- **THE TASK**:
For the string "value", state how many lines of the data hold it. Give nothing besides the number.

(DATA FOR THIS TASK Opens)

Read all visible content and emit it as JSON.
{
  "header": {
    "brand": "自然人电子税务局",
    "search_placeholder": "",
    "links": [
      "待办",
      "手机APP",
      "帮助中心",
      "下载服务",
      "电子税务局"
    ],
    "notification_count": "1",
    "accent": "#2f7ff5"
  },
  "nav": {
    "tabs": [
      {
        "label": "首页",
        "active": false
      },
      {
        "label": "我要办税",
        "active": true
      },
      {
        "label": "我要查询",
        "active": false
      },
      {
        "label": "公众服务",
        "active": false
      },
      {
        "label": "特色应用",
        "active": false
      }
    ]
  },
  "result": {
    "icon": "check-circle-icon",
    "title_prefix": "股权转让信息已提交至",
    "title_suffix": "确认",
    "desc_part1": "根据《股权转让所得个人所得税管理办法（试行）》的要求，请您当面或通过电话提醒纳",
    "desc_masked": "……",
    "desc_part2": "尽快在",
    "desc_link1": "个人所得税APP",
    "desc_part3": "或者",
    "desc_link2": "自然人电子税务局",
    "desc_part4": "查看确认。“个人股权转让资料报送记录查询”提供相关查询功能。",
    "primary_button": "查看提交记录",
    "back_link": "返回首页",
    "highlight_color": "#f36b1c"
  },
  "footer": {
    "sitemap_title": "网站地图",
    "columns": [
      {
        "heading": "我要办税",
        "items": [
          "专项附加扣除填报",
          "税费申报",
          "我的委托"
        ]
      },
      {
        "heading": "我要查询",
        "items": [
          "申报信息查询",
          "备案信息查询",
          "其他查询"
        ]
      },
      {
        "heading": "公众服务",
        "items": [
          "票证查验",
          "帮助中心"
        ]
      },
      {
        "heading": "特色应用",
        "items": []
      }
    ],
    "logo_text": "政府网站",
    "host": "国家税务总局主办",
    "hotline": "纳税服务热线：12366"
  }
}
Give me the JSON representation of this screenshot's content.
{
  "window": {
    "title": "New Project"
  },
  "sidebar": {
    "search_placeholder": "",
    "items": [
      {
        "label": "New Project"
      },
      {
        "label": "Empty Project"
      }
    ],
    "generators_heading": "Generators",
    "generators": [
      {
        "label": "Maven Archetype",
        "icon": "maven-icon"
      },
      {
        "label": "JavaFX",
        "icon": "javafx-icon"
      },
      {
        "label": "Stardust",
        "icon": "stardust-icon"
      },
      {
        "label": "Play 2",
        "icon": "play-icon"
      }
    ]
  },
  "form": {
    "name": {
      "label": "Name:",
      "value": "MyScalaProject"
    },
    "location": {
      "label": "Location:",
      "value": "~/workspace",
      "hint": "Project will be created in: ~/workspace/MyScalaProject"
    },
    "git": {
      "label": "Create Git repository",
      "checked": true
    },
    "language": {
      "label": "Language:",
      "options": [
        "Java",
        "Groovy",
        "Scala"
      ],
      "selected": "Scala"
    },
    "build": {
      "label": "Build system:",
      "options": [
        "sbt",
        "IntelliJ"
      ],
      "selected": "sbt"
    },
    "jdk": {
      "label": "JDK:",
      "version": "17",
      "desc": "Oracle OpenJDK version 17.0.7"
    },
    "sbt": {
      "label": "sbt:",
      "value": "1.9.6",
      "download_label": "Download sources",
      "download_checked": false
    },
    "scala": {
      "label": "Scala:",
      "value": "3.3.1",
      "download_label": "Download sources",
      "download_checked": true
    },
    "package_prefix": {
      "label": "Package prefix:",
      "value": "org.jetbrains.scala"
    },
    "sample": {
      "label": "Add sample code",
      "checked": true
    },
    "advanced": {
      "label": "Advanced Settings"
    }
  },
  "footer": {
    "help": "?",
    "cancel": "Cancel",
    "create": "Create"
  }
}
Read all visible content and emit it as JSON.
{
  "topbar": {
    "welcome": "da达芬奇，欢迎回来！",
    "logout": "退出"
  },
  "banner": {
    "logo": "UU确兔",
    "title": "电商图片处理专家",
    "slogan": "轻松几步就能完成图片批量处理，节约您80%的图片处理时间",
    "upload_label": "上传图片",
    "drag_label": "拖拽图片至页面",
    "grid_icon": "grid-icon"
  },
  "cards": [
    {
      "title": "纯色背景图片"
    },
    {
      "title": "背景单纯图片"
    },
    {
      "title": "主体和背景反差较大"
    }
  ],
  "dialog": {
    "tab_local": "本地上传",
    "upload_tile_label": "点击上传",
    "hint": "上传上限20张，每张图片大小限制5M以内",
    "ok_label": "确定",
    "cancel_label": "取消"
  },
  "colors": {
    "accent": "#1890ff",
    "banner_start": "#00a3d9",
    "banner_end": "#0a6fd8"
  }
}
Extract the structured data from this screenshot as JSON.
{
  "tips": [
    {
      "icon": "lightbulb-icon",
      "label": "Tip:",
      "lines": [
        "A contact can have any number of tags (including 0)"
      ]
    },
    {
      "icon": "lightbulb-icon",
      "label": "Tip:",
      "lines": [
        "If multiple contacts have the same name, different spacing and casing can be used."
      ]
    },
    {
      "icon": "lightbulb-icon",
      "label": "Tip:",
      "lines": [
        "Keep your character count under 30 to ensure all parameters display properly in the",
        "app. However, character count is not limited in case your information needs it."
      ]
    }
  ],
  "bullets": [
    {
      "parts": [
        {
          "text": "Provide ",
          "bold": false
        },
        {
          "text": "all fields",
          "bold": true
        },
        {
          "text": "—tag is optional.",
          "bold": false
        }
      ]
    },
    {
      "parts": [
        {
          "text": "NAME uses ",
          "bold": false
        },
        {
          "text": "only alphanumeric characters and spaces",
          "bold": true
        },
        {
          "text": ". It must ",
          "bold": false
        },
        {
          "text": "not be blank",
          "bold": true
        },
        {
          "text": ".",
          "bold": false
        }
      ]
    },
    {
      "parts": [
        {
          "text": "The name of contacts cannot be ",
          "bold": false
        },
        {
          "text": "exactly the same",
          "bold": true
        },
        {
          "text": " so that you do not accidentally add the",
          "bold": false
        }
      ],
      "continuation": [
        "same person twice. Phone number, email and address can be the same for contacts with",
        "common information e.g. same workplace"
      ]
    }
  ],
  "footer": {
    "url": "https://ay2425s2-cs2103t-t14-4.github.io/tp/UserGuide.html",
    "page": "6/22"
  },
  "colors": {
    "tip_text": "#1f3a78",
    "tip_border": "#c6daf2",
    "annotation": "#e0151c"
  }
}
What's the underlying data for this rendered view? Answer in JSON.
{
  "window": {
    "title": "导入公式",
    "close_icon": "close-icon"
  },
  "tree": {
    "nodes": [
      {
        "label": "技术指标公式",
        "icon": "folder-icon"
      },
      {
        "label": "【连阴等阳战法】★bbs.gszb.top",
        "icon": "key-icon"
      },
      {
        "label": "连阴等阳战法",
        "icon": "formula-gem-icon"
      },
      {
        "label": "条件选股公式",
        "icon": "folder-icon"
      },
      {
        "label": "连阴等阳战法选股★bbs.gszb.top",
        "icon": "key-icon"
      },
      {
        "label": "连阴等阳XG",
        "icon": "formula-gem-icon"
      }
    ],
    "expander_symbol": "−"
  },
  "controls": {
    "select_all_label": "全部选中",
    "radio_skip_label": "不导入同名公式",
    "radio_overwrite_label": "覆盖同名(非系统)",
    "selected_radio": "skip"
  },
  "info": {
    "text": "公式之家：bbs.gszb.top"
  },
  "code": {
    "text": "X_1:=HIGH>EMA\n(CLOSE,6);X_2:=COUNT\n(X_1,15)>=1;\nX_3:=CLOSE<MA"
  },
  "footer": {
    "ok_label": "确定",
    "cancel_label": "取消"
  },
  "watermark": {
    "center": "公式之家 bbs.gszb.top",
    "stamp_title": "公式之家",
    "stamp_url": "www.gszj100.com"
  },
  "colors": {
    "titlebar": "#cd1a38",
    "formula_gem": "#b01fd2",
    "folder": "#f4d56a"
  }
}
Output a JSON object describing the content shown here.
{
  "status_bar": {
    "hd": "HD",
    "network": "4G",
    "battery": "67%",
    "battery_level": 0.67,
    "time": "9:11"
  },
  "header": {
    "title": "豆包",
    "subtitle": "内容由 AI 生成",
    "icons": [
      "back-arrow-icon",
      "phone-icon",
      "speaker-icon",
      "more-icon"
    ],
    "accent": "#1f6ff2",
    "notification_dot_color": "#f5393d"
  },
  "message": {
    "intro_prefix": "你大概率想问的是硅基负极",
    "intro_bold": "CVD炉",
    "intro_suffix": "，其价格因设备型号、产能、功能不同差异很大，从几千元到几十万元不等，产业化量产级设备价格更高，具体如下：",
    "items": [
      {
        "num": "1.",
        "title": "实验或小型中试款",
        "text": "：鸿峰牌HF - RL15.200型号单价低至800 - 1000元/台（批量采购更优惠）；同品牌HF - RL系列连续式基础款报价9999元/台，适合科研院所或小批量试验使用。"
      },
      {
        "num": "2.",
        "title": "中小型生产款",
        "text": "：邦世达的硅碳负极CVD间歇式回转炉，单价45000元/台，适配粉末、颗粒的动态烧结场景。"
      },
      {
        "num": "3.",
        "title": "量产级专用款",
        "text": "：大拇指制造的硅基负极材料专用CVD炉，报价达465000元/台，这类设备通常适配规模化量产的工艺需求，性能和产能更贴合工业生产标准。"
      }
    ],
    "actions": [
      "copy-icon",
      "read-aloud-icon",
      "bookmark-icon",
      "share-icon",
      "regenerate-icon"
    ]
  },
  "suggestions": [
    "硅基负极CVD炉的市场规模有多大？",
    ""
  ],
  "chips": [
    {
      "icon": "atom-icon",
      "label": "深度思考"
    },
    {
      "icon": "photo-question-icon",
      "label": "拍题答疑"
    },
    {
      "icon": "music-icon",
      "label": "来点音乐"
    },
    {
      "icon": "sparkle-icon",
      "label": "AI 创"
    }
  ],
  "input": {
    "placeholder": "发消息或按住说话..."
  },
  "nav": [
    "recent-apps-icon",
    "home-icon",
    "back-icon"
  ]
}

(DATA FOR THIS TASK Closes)

- **TASK ANSWER**:
5